NEWARK, New Jersey (Reuters) - With a baseball cap pushed low over his brow and a hoodie pulled up over his head, Los Angeles Kings’ Jonathan Quick looked more like a Hollywood celebrity trying to dodge paparazzi than a seasoned netminder preparing to meet NHL media on Tuesday.
Focused on the New Jersey Devils and Game One of the best-of-seven Stanley Cup finals on Wednesday, Quick admitted that fulfilling his team’s media day obligations was not part of his rich playoff experience.
A man of few words, the soft-spoken Quick is about as forthcoming as New York Rangers’ tight-lipped coach John Tortorella, deflecting questions like opposition slapshots.
”Well I don‘t, to be honest, really enjoy this,“ mumbled Quick. ”When I think of the final I don’t think of being here in front of you guys (media).
“I think of going and playing a hockey game at the highest level. That’s all I think about.”
Playing in one of hockey’s non-traditional markets, Quick has been able to go about his business in relative anonymity, happily evading the spotlight.
Hidden behind a mask and the traditional playoff beard, the 26-year-old American’s face is familiar only to the most dedicated Kings fans.
”On the West Coast we have a little less media coverage,“ said Kings forward Justin Williams. ”It’s just the way it works.
”If Quick was on the East Coast, people would know him a little bit more.
“His demeanor is very low-key.

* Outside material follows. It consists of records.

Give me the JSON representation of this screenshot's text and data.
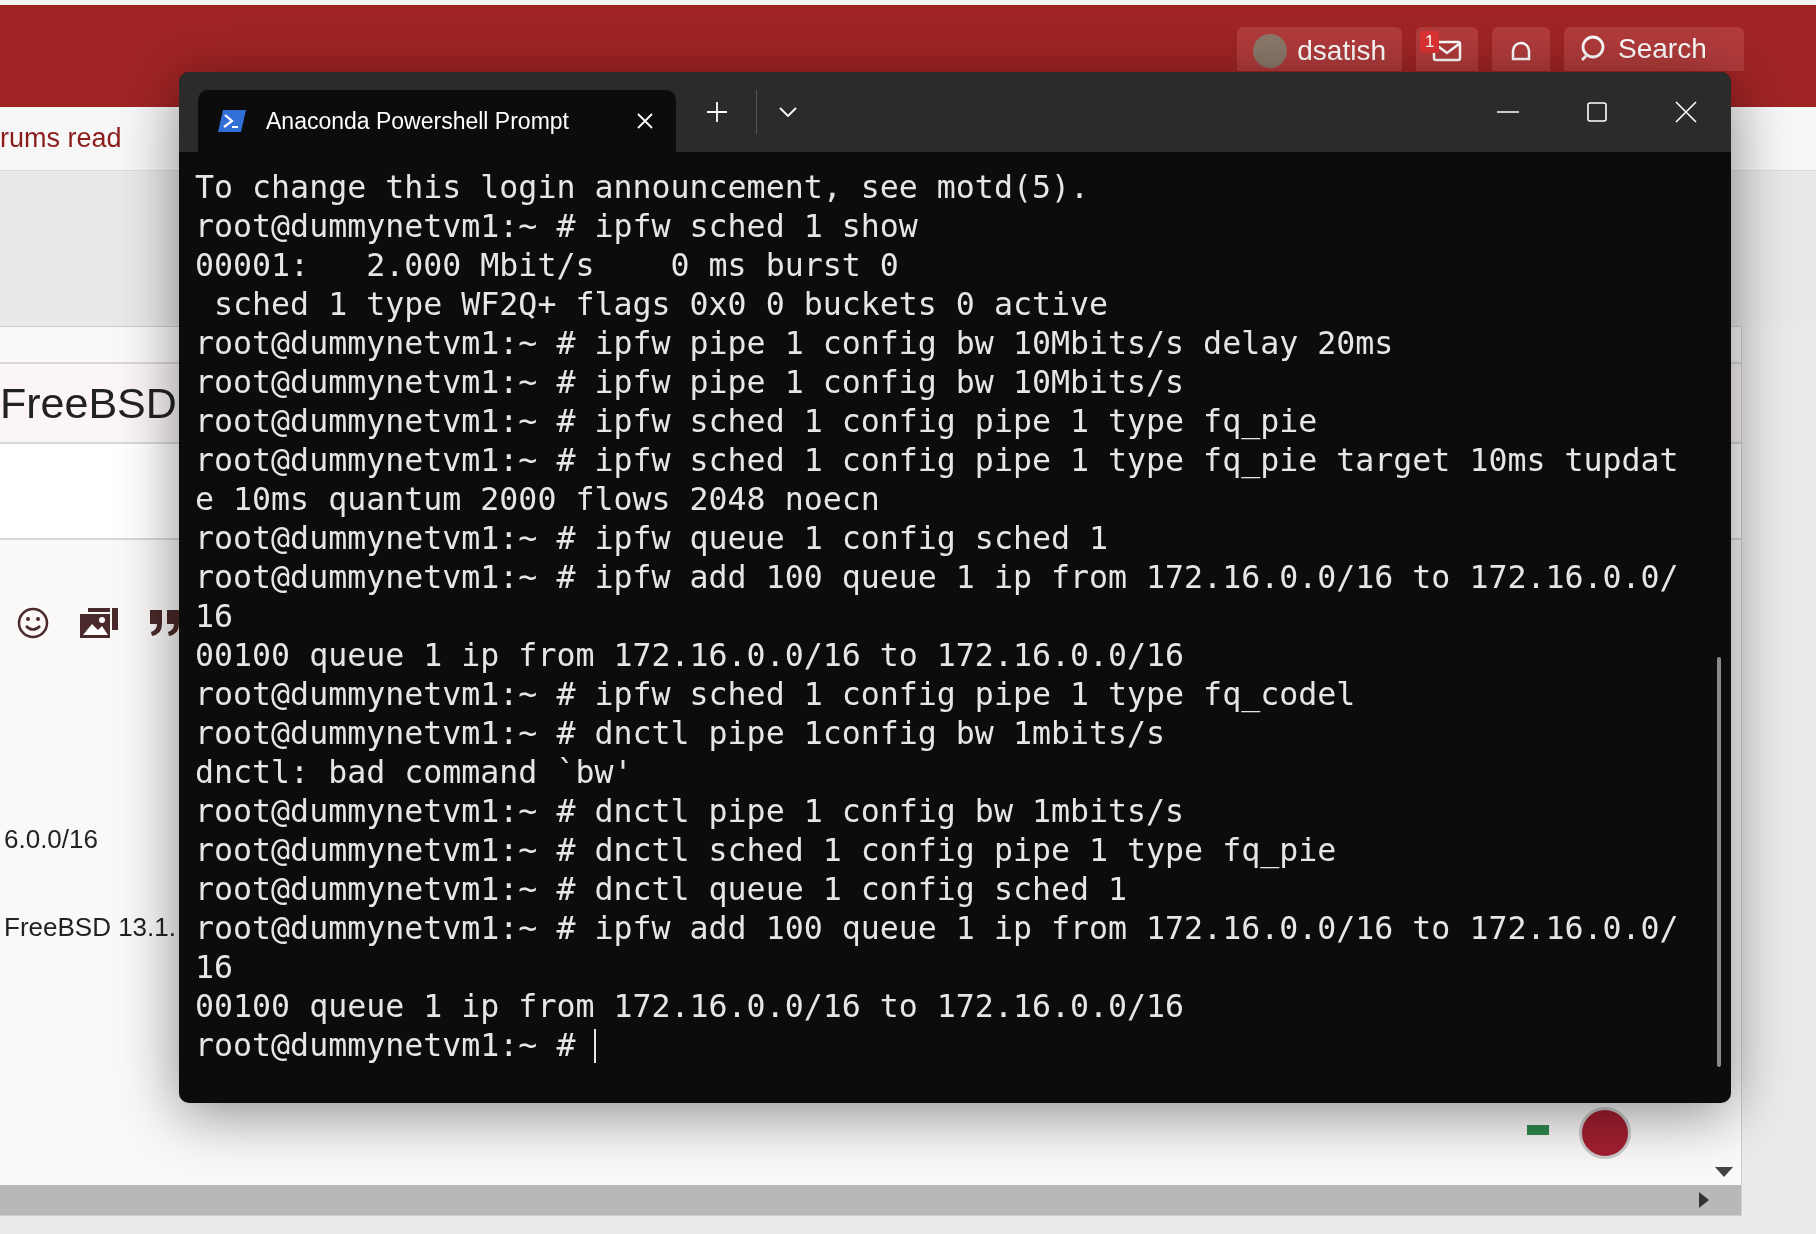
{
  "site": {
    "forum_link": "rums read",
    "user": {
      "name": "dsatish",
      "message_count": "1"
    },
    "search_label": "Search"
  },
  "post": {
    "title": "FreeBSD",
    "lines": [
      "6.0.0/16",
      "FreeBSD 13.1."
    ]
  },
  "terminal": {
    "tabs": [
      {
        "title": "Anaconda Powershell Prompt",
        "selected": true
      }
    ],
    "lines": [
      "To change this login announcement, see motd(5).",
      "root@dummynetvm1:~ # ipfw sched 1 show",
      "00001:   2.000 Mbit/s    0 ms burst 0",
      " sched 1 type WF2Q+ flags 0x0 0 buckets 0 active",
      "root@dummynetvm1:~ # ipfw pipe 1 config bw 10Mbits/s delay 20ms",
      "root@dummynetvm1:~ # ipfw pipe 1 config bw 10Mbits/s",
      "root@dummynetvm1:~ # ipfw sched 1 config pipe 1 type fq_pie",
      "root@dummynetvm1:~ # ipfw sched 1 config pipe 1 type fq_pie target 10ms tupdat",
      "e 10ms quantum 2000 flows 2048 noecn",
      "root@dummynetvm1:~ # ipfw queue 1 config sched 1",
      "root@dummynetvm1:~ # ipfw add 100 queue 1 ip from 172.16.0.0/16 to 172.16.0.0/",
      "16",
      "00100 queue 1 ip from 172.16.0.0/16 to 172.16.0.0/16",
      "root@dummynetvm1:~ # ipfw sched 1 config pipe 1 type fq_codel",
      "root@dummynetvm1:~ # dnctl pipe 1config bw 1mbits/s",
      "dnctl: bad command `bw'",
      "root@dummynetvm1:~ # dnctl pipe 1 config bw 1mbits/s",
      "root@dummynetvm1:~ # dnctl sched 1 config pipe 1 type fq_pie",
      "root@dummynetvm1:~ # dnctl queue 1 config sched 1",
      "root@dummynetvm1:~ # ipfw add 100 queue 1 ip from 172.16.0.0/16 to 172.16.0.0/",
      "16",
      "00100 queue 1 ip from 172.16.0.0/16 to 172.16.0.0/16"
    ],
    "prompt": "root@dummynetvm1:~ #"
  }
}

He is not a guy that will come in and say, ‘Look at me’. It’s more about the team but I think people are starting to find out how good he is.”

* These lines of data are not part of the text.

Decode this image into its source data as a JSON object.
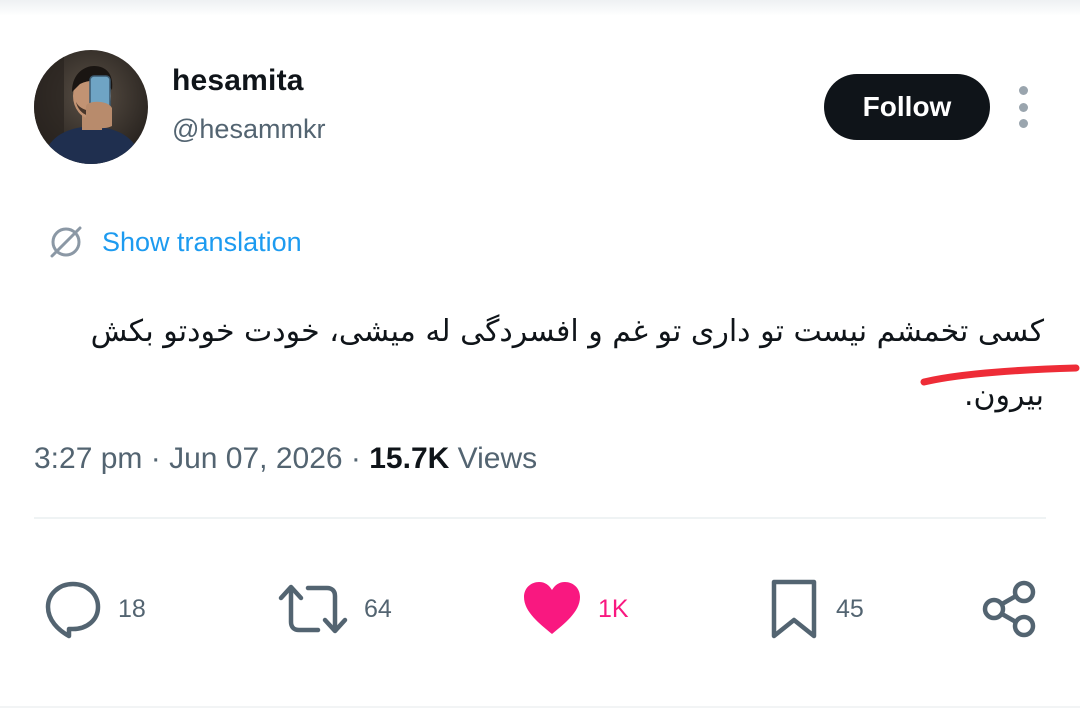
{
  "author": {
    "display_name": "hesamita",
    "handle": "@hesammkr"
  },
  "follow_label": "Follow",
  "translate_label": "Show translation",
  "tweet": {
    "text": "کسی تخمشم نیست تو داری تو غم و افسردگی له میشی، خودت خودتو بکش بیرون."
  },
  "meta": {
    "time": "3:27 pm",
    "sep1": " · ",
    "date": "Jun 07, 2026",
    "sep2": " · ",
    "views_count": "15.7K",
    "views_label": " Views"
  },
  "actions": {
    "replies": "18",
    "reposts": "64",
    "likes": "1K",
    "bookmarks": "45"
  },
  "colors": {
    "like_active": "#f91880",
    "link": "#1d9bf0",
    "highlight_mark": "#ee2c37"
  }
}
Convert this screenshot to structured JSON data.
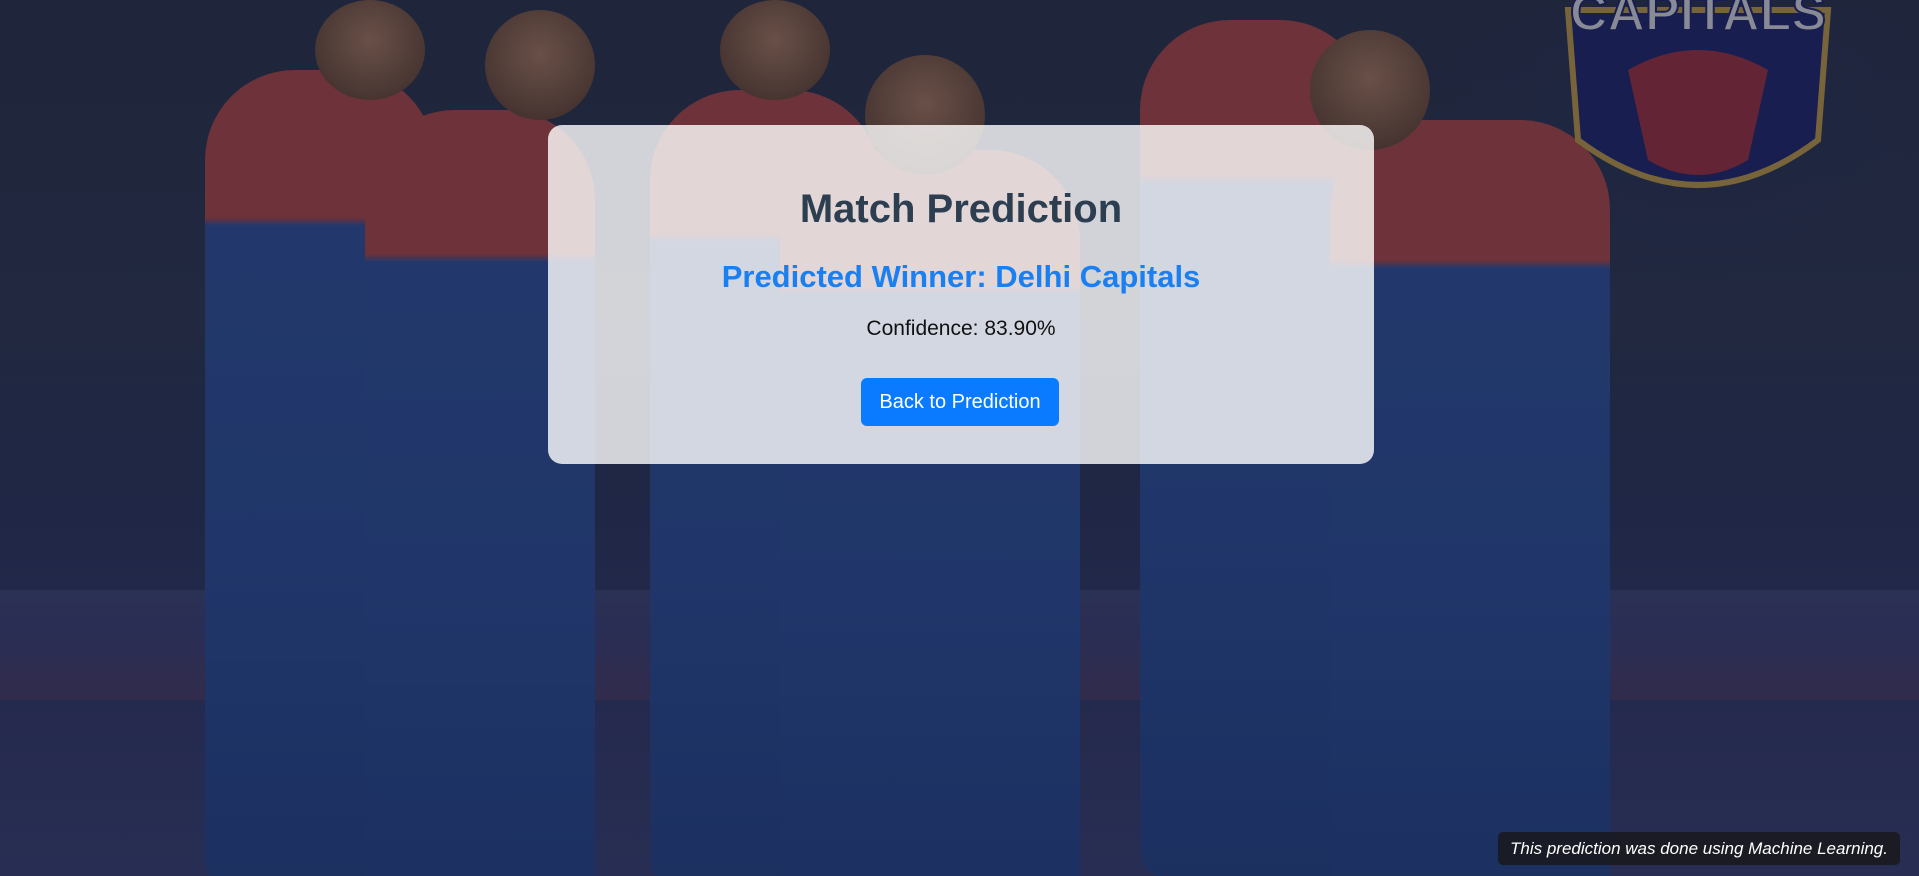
{
  "background": {
    "logo_text": "CAPITALS"
  },
  "card": {
    "title": "Match Prediction",
    "winner_text": "Predicted Winner: Delhi Capitals",
    "confidence_text": "Confidence: 83.90%",
    "back_button_label": "Back to Prediction"
  },
  "footer": {
    "note": "This prediction was done using Machine Learning."
  },
  "colors": {
    "title": "#2c3e50",
    "winner": "#1a80f2",
    "button": "#0a7bff"
  }
}
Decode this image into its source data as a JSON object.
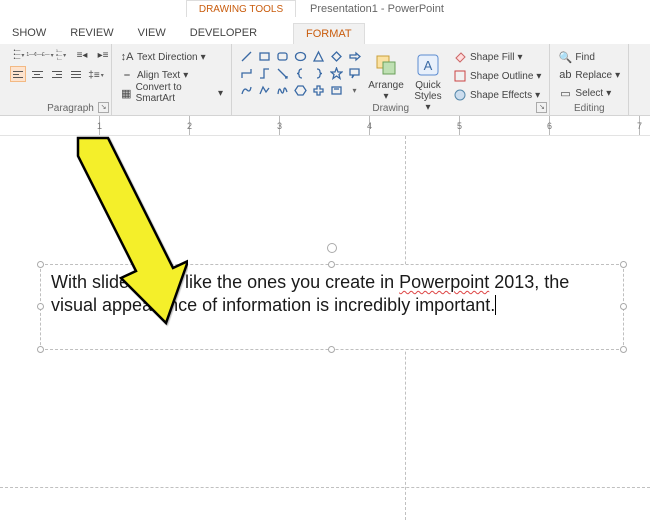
{
  "title": {
    "context_tab": "DRAWING TOOLS",
    "app": "Presentation1 - PowerPoint"
  },
  "tabs": [
    "SHOW",
    "REVIEW",
    "VIEW",
    "DEVELOPER",
    "FORMAT"
  ],
  "active_tab": "FORMAT",
  "paragraph": {
    "label": "Paragraph",
    "text_direction": "Text Direction",
    "align_text": "Align Text",
    "convert_smartart": "Convert to SmartArt"
  },
  "drawing": {
    "label": "Drawing",
    "arrange": "Arrange",
    "quick_styles": "Quick\nStyles",
    "shape_fill": "Shape Fill",
    "shape_outline": "Shape Outline",
    "shape_effects": "Shape Effects"
  },
  "editing": {
    "label": "Editing",
    "find": "Find",
    "replace": "Replace",
    "select": "Select"
  },
  "ruler_numbers": [
    "1",
    "2",
    "3",
    "4",
    "5",
    "6",
    "7"
  ],
  "textbox": {
    "content_before": "With slideshows like the ones you create in ",
    "error_word": "Powerpoint",
    "content_after": " 2013, the visual appearance of information is incredibly important."
  }
}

Quick has made fans and his peers take notice.
He has been the best puck-stopper in the playoffs with a miniscule 1.54 goals-against average, conceding two or fewer goals in 12 of 14 post-season contests.
He had 10 shutouts during the regular season and added two more in the playoffs.
”I wouldn’t say I was stealing games,“ said Quick. ”I think it was a team effort.
”We are a great defensive club. We’ve done that well for years, so I wouldn’t look at it as stealing games.
“My job is the same as it was in October, stop the puck. That’s it.”
Unlike Martin Brodeur, his opposite number in the New Jersey net who has embraced the spotlight as he savors what could be his final playoff appearance, Quick prefers his play on the ice to do most of the talking.
A Vezina Trophy finalist as the NHL’s top netminder and a top candidate for the Conn Smythe Trophy as the most valuable player in the playoffs, Quick has been instrumental in driving the eighth-seeded Kings into the finals for just the second time in the franchise’s 45-year history.
”He’s a really good goalie, he’s played at a high level for a few years now,“ said Brodeur. ”He got himself in a great position with a team and the system they play in. What I like about him is he’s an athlete.
“He’s a goalie who is going to make saves and not move. The puck is just not going to hit him, he’s going to go out and compete like crazy. He’s pretty spectacular to watch.”
Editing by Ian Ransom